Mercer reported in a separate study that eighty percent of
customers who churned from an internet service provider had
responded that they were satisfied or very satisfied with their
Relying on customer satisfaction surveys to determine what good
customer service is and how well an organisation has performed
is risky at best.
Understanding what good customer service is begins with mapping
a generic customer's experience and determining the moments of
It is insufficient, however, to only have a generic
organisational view of the map. To make use of the map to
improve customer service, the view of each significant target
segment must be understood to ensure that appropriate service is
given at appropriate moments.
Surveys of customers' actual experiences, asking them what has
frustrated them in the past are an acceptable way to gather
information. Using customer satisfaction surveys which only ask,
"How well did we do?", are not.
Customer complaints are a source of extra material but given
that only a small percentage of customers who are dissatisfied
actually fill them out, they cannot be the sole source of
The employees of an organisation are also a good source of
information to determine the moments of truth. Employees see
first hand the body language, the tone and pace of voice and the
circumstances that surveys will never see and that customers
will sometimes not realise is happening.
What segmentation is used is naturally dependent on the nature
of the organisation, its goal and the level of data it can
collect. However, its ability to detect a particular segment and
offer a differentiated service during the day-to-day course of
business is the most important determinant of the nature and
level of segmentation to use.
Determining, at each moment of truth, for each segment, what
impacts on the customer's perception and memory of the service
is the key to providing good service.
For example, in the hospitality industry, research by Liljander
and Mattson revealed three personal factors (and the general
environment) impact on perception of service. The personal
- The level of concern shown for the individual customer
- The level of friendliness shown towards the customer
- The level of civility shown towards the customer

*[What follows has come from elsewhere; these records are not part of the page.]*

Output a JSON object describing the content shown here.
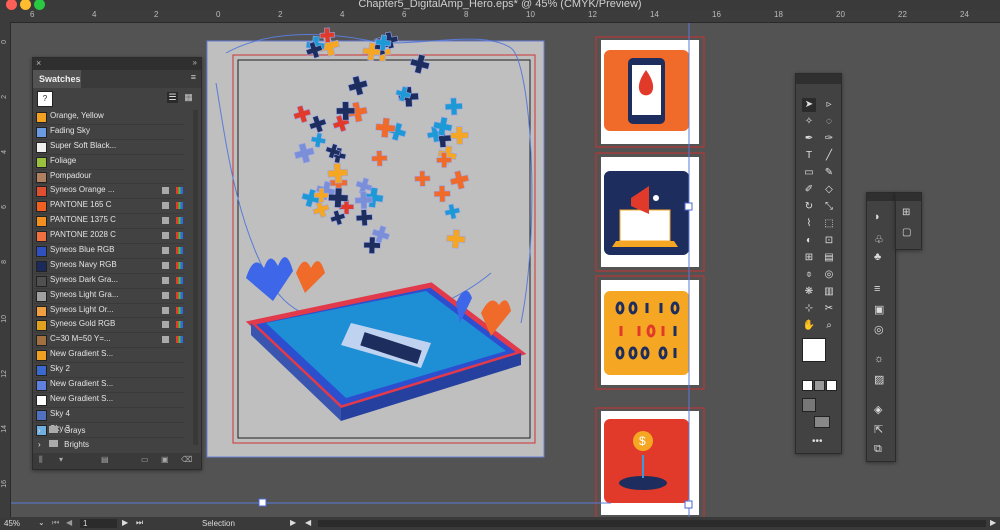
{
  "window": {
    "title": "Chapter5_DigitalAmp_Hero.eps* @ 45% (CMYK/Preview)"
  },
  "rulers": {
    "top_labels": [
      "6",
      "4",
      "2",
      "0",
      "2",
      "4",
      "6",
      "8",
      "10",
      "12",
      "14",
      "16",
      "18",
      "20",
      "22",
      "24"
    ],
    "left_labels": [
      "0",
      "2",
      "4",
      "6",
      "8",
      "10",
      "12",
      "14",
      "16"
    ]
  },
  "swatches": {
    "tab_label": "Swatches",
    "items": [
      {
        "name": "Orange, Yellow",
        "color": "#f4a020"
      },
      {
        "name": "Fading Sky",
        "color": "#6a9ae0"
      },
      {
        "name": "Super Soft Black...",
        "color": "#f0f0f0"
      },
      {
        "name": "Foliage",
        "color": "#9ac040"
      },
      {
        "name": "Pompadour",
        "color": "#b08060"
      },
      {
        "name": "Syneos Orange ...",
        "color": "#e05030"
      },
      {
        "name": "PANTONE 165 C",
        "color": "#f06020"
      },
      {
        "name": "PANTONE 1375 C",
        "color": "#f49020"
      },
      {
        "name": "PANTONE 2028 C",
        "color": "#f07040"
      },
      {
        "name": "Syneos Blue RGB",
        "color": "#3050c0"
      },
      {
        "name": "Syneos Navy RGB",
        "color": "#1a2a5a"
      },
      {
        "name": "Syneos Dark Gra...",
        "color": "#505050"
      },
      {
        "name": "Syneos Light Gra...",
        "color": "#a0a0a0"
      },
      {
        "name": "Syneos Light Or...",
        "color": "#f0a040"
      },
      {
        "name": "Syneos Gold RGB",
        "color": "#e0a020"
      },
      {
        "name": "C=30 M=50 Y=...",
        "color": "#a07040"
      },
      {
        "name": "New Gradient S...",
        "color": "#f0a020"
      },
      {
        "name": "Sky 2",
        "color": "#3a6ad0"
      },
      {
        "name": "New Gradient S...",
        "color": "#6080e0"
      },
      {
        "name": "New Gradient S...",
        "color": "#ffffff"
      },
      {
        "name": "Sky 4",
        "color": "#5070c0"
      },
      {
        "name": "Sky 3",
        "color": "#70b0e0"
      }
    ],
    "groups": [
      "Grays",
      "Brights"
    ]
  },
  "status": {
    "zoom": "45%",
    "artboard": "1",
    "tool": "Selection"
  },
  "colors": {
    "art_orange": "#f06a2a",
    "art_navy": "#1c2d5e",
    "art_gold": "#f5a623",
    "art_red": "#e23a2a"
  }
}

Having someone wait in line at check-in can cause a negative
impression. Showing genuine concern at the length of their wait
and helping to make the next interaction after check-in easy in

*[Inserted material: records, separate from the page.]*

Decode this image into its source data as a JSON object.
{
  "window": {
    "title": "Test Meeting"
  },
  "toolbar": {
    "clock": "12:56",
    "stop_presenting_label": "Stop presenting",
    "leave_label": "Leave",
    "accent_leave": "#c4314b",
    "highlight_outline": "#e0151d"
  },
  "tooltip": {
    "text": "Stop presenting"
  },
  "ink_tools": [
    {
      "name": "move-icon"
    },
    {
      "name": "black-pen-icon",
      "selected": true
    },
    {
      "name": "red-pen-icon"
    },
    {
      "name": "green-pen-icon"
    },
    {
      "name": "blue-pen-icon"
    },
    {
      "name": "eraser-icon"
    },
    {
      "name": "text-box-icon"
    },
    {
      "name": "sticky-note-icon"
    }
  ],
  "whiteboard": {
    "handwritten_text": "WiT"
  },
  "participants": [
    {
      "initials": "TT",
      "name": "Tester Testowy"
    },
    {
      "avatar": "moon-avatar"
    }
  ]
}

a friendly and helpful manner can reduce that negative impact to
By understanding what each target segment requires at the
moments of truth relevant to the segment enables organisations
to develop and execute plans to improve the perception and the
memory of the interactions that are important.
Customers are then more likely to be genuinely satisfied and
About the Author
Kevin Dwyer is the founder of Change Factory. Change Factory
helps organisations who do do not like their business outcomes
to get better outcomes by changing people's behaviour.
Businesses we help have greater clarity of purpose and ability
to achieve their desired business outcomes. To learn more or see
more articles visit
http://www.changefactory.com.au or email firstname.lastname@example.org
©2006 Change Factory.